WORK REQUIRED.
Each entry that follows should be retyped in full and exactly.

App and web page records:
- - - - -

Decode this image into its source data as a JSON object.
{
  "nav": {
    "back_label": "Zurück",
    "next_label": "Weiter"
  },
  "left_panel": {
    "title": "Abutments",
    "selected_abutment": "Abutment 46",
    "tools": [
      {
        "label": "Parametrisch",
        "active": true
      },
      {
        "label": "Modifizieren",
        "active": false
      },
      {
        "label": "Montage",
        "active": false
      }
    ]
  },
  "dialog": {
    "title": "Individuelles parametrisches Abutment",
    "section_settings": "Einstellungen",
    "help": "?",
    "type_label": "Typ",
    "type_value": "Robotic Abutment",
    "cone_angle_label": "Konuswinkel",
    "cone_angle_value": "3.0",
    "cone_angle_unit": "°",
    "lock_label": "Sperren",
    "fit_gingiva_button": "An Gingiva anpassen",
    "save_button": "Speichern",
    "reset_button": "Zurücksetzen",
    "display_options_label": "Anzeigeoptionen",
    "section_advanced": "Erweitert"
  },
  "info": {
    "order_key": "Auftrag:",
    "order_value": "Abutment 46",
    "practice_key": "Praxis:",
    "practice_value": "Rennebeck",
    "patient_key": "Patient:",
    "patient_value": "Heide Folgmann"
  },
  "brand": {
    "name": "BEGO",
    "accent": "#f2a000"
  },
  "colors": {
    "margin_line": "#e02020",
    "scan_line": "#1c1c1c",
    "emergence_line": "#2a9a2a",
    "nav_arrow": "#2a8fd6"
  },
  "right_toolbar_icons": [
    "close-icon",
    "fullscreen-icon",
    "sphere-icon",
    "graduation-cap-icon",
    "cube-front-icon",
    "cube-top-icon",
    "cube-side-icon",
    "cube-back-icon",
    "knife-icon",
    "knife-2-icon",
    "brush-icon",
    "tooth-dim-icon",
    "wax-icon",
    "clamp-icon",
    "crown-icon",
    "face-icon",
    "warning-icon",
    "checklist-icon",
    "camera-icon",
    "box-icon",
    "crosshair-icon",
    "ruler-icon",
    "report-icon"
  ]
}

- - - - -

RESPONSE BELOW.
Decode this image into its source data as a JSON object.
{
  "nav": {
    "back_label": "Zurück",
    "next_label": "Weiter"
  },
  "left_panel": {
    "title": "Abutments",
    "selected_abutment": "Abutment 46",
    "tools": [
      {
        "label": "Parametrisch",
        "active": true
      },
      {
        "label": "Modifizieren",
        "active": false
      },
      {
        "label": "Montage",
        "active": false
      }
    ]
  },
  "dialog": {
    "title": "Individuelles parametrisches Abutment",
    "section_settings": "Einstellungen",
    "help": "?",
    "type_label": "Typ",
    "type_value": "Robotic Abutment",
    "cone_angle_label": "Konuswinkel",
    "cone_angle_value": "3.0",
    "cone_angle_unit": "°",
    "lock_label": "Sperren",
    "fit_gingiva_button": "An Gingiva anpassen",
    "save_button": "Speichern",
    "reset_button": "Zurücksetzen",
    "display_options_label": "Anzeigeoptionen",
    "section_advanced": "Erweitert"
  },
  "info": {
    "order_key": "Auftrag:",
    "order_value": "Abutment 46",
    "practice_key": "Praxis:",
    "practice_value": "Rennebeck",
    "patient_key": "Patient:",
    "patient_value": "Heide Folgmann"
  },
  "brand": {
    "name": "BEGO",
    "accent": "#f2a000"
  },
  "colors": {
    "margin_line": "#e02020",
    "scan_line": "#1c1c1c",
    "emergence_line": "#2a9a2a",
    "nav_arrow": "#2a8fd6"
  },
  "right_toolbar_icons": [
    "close-icon",
    "fullscreen-icon",
    "sphere-icon",
    "graduation-cap-icon",
    "cube-front-icon",
    "cube-top-icon",
    "cube-side-icon",
    "cube-back-icon",
    "knife-icon",
    "knife-2-icon",
    "brush-icon",
    "tooth-dim-icon",
    "wax-icon",
    "clamp-icon",
    "crown-icon",
    "face-icon",
    "warning-icon",
    "checklist-icon",
    "camera-icon",
    "box-icon",
    "crosshair-icon",
    "ruler-icon",
    "report-icon"
  ]
}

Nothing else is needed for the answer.